Since the first lockdown eased, many homeowners have wanted to improve their properties. The race for space has made loft conversions and extensions popular, while some of those who cannot make structural changes are considering how to remodel their homes.
“Most people have been working or otherwise spending significant amounts of time at home and, probably for the first time, really getting to know why and how their existing home wasn’t working for them,” says Sam Levene, a director of the designers and architects LLI Design. “This, together with large stamp duty costs, means it can be a significantly more appetising proposition to refurbish or extend an existing home to suit your wants and needs rather than move.”
Katy Esdon of Esdon Architecture in Salisbury has been busy since June 2020, when some of the Covid restrictions were first relaxed. “We had about six or seven months of being inundated,” she says. “It’s quietened down a bit but has been steady ever since.”

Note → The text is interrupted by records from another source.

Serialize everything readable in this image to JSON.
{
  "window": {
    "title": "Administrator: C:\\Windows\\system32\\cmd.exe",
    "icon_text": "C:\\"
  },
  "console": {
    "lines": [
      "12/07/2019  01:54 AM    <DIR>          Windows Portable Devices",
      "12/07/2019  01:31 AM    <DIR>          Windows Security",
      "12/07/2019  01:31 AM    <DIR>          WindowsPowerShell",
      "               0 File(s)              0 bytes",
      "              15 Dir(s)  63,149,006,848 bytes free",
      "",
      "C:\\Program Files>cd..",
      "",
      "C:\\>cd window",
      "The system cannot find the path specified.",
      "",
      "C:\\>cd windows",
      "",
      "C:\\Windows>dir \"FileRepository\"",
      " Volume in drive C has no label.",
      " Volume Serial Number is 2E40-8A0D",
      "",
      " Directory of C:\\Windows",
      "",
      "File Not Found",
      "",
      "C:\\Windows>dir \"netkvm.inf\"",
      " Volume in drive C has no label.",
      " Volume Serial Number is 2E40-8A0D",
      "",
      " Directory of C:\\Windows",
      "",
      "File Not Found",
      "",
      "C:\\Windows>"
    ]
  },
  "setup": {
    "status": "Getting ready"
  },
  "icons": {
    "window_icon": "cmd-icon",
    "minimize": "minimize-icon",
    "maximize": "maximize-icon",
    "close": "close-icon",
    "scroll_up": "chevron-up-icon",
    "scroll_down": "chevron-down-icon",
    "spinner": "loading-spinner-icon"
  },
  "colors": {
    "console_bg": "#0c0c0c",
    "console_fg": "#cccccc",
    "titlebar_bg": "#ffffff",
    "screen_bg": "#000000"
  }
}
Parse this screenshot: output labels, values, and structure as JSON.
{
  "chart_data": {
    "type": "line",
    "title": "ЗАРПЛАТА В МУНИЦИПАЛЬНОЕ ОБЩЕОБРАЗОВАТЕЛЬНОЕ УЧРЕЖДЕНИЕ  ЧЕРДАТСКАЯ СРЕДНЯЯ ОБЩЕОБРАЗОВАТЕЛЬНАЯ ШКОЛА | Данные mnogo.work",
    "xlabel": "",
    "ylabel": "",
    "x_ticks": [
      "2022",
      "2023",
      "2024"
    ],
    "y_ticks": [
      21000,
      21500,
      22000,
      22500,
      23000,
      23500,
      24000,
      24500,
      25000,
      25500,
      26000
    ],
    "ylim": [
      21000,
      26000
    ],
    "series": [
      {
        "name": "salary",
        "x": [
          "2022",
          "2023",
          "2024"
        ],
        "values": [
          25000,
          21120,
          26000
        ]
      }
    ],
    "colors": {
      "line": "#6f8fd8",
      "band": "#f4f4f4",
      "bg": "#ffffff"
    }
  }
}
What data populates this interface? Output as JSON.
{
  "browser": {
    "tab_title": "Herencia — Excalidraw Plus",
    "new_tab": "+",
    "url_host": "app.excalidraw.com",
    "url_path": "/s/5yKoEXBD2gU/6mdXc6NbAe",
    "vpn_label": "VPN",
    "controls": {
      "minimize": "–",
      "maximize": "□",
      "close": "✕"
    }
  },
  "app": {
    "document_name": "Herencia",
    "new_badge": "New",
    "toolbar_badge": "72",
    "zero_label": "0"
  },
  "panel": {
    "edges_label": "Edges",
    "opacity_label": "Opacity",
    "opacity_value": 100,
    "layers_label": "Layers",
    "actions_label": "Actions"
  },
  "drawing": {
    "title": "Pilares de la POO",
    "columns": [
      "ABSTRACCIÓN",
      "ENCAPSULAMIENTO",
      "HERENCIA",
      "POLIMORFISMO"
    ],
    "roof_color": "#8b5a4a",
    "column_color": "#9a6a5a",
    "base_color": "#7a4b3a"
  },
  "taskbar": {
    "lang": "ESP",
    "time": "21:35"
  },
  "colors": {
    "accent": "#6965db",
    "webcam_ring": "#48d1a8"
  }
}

Her clients generally want extensions and “really wow” conversions – the company has designed new kitchens and remodelled the downstairs of houses to include playrooms and working from home space. There’s “lots of glazing”, Esdon says. “People are moving away from bifolding doors and are instead looking at structural glazing, large sliding panels or Crittall-style glazing as an alternative.”
The Rooflight Company says the cost of glass, steel, MDF, timber and more has increased in price since the first Covid-19 lockdown. Photograph: Rooflight Company
However, that glazing costs considerably more than it did in 2020. According to Nick Cockayne of the Rooflight Company in Oxfordshire, since the first coronavirus lockdown, “glass has increased by 6% to 12% depending on the type, steel has increased from £950 a tonne to £1,500, MDF has shot up by 38%, and silicone, timber, stainless steel and aluminium have all increased in price”.
Painful inflation is not confined to windows. According to the National Federation of Builders, material prices are changing weekly – and are on average 23.5% higher than they were last year. The cost of cement, for example, rose 1% in February, imported timber went down in price by about 20% in the same month but that followed a two-year rise of 200%. The cost of sanitary ware was up 1.9%. Water-based paint went up by 2.3%, while non-water-based paint has risen by 3.1%
“It is therefore very likely that prices [will] increase mid-build, …….